Restaurants and hotels to sue food bloggers for criticism: you read it right!

A Pune-based union of Indian hospitality industry, NUHII, says, it will certify food bloggers and take legal action against bloggers for negative reviews.

Representatives of the union held a meeting earlier this month and decided to start certifying food bloggers. A rep said, there are about 500 food bloggers in Pune itself and only 25% of them are genuine. In the eyes of hotel and restaurant owners who are NUHII members, common reviewers who are not food experts or chefs post critical reviews without the required knowledge of the subject and thus hurt their image. Some reviewers, they say, blackmail them too.

The union also seems to be cut up with quick reviews on social media and aggregation sites, where users tend to make comments based on their one-off bad experience and ignore making comments when they are satisfied.

One of the biggest aggregator, Zomato, some years back put formulas in place to filter and hide what it perceived as biased comments by users. In its blog post, Zomato said that since bias comes through not only deliberate criticism but also paid reviews, the platform would keep upgrading its systems to beat bias.

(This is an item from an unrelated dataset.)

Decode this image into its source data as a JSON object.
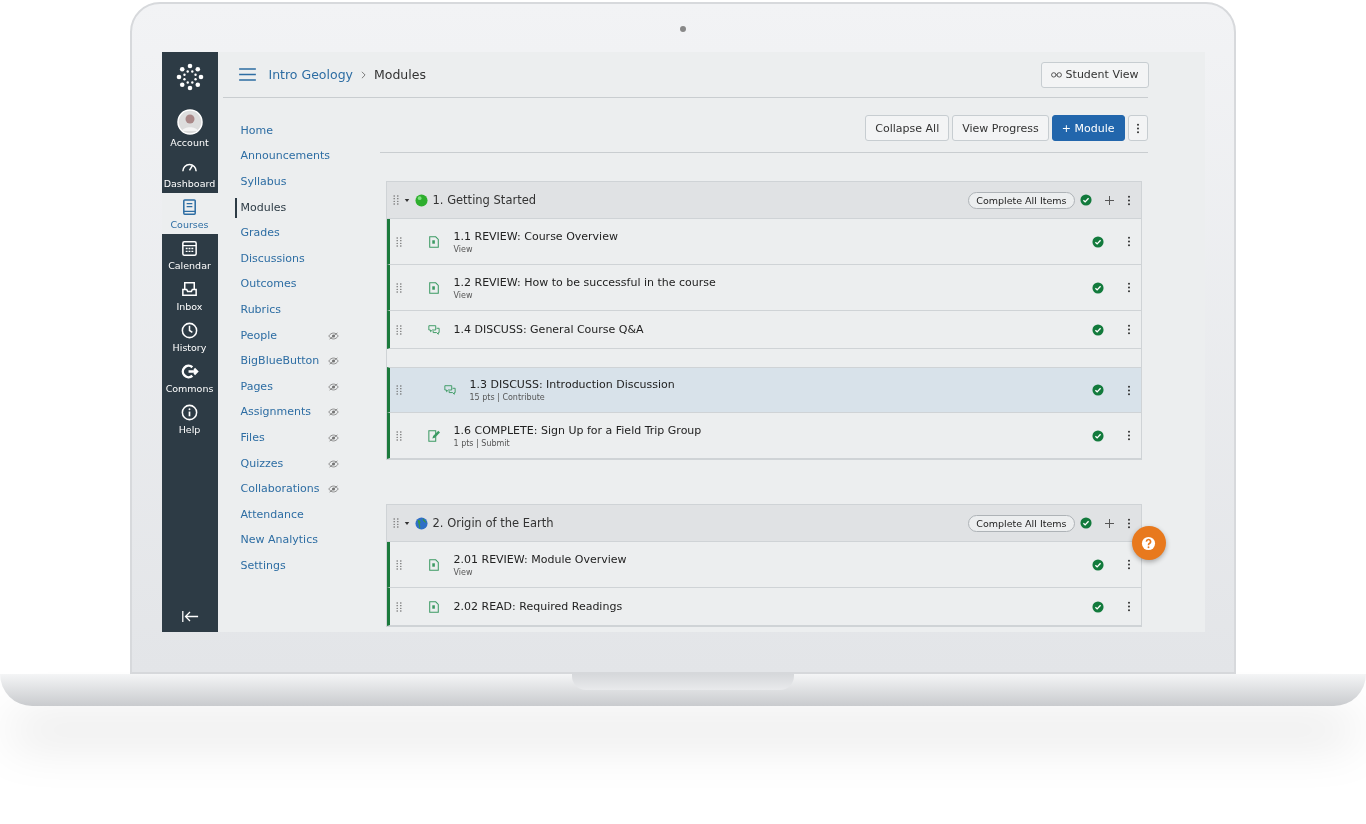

food blogger, hotel reviews

The other side of the coin

I must have browsed hundreds of food bloggers, including Indian, for my blogging research. I find that mainstream food bloggers are usually passionate about cooking, recipes, nutrition etc. They need to be taken separately from the casual ones on social media platform, spammers, users and commenters. 

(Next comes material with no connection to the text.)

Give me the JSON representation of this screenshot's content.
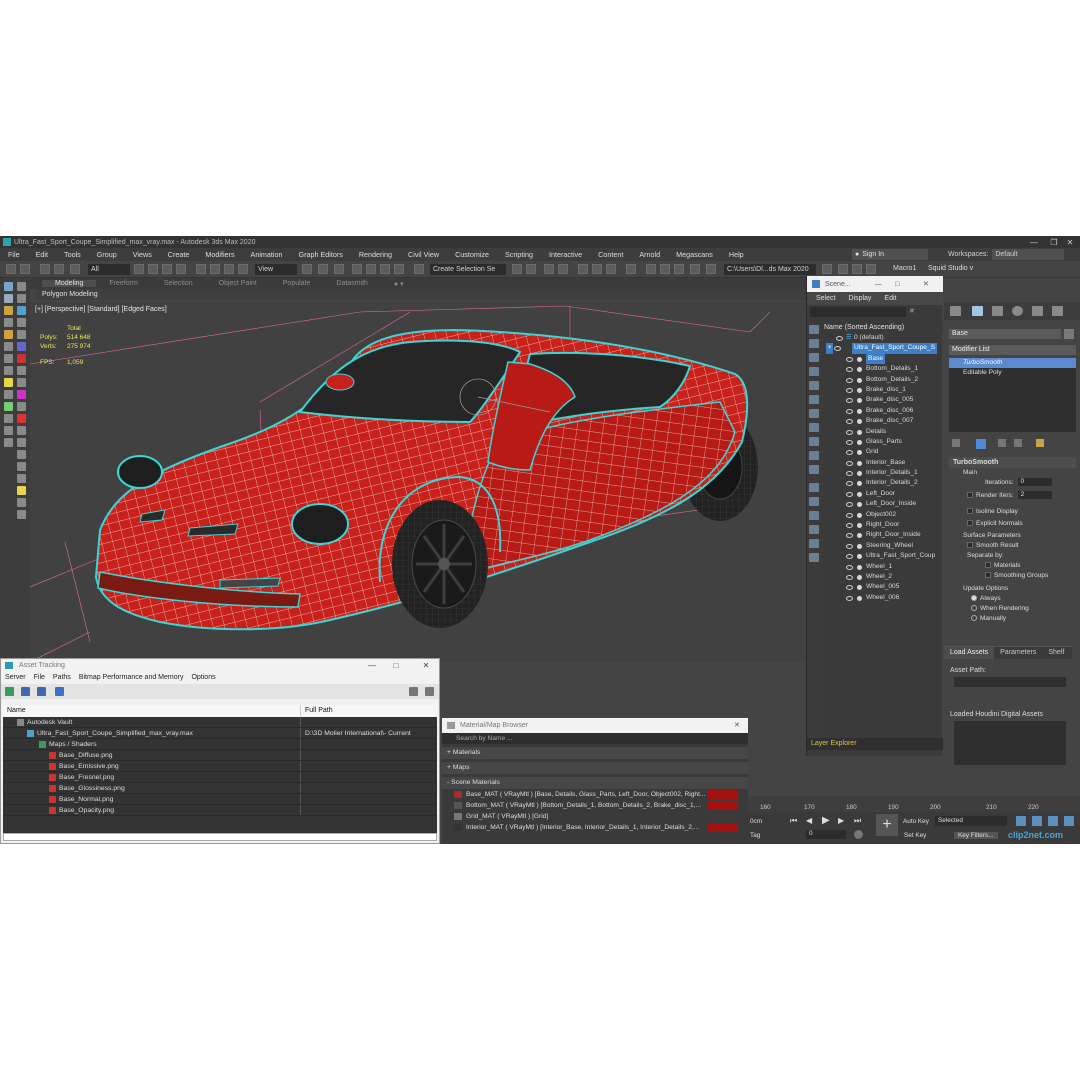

Blogging has its own ills, and a few bloggers (and social media influencers) might be using their big social presence and following to ask for money or freebies and even to blackmail hoteliers and restaurateurs. But most others have been doing blogging with commitment and fairplay. Their criticism may not be palatable to the hotel and restaurant owners but they must learn to swallow it.

There are also these questions: Who authorizes one of the many industry bodies to register bloggers? Will registration of publishers by an industry body not be seen as a ploy to stop criticism? What if a registered blogger decides to write a highly critical review? Who defines what is genuine and reasonable criticism, and what is defamation?

I think, bloggers as a group, and also commenters and non-blogging reviewers, have an upper hand here. An industry body cannot act to suppress criticism. However, if someone deliberately defames or blackmails a firm, that firm has all the legal right to sue the blogger; the industry body would in that case be in its right to support the firm.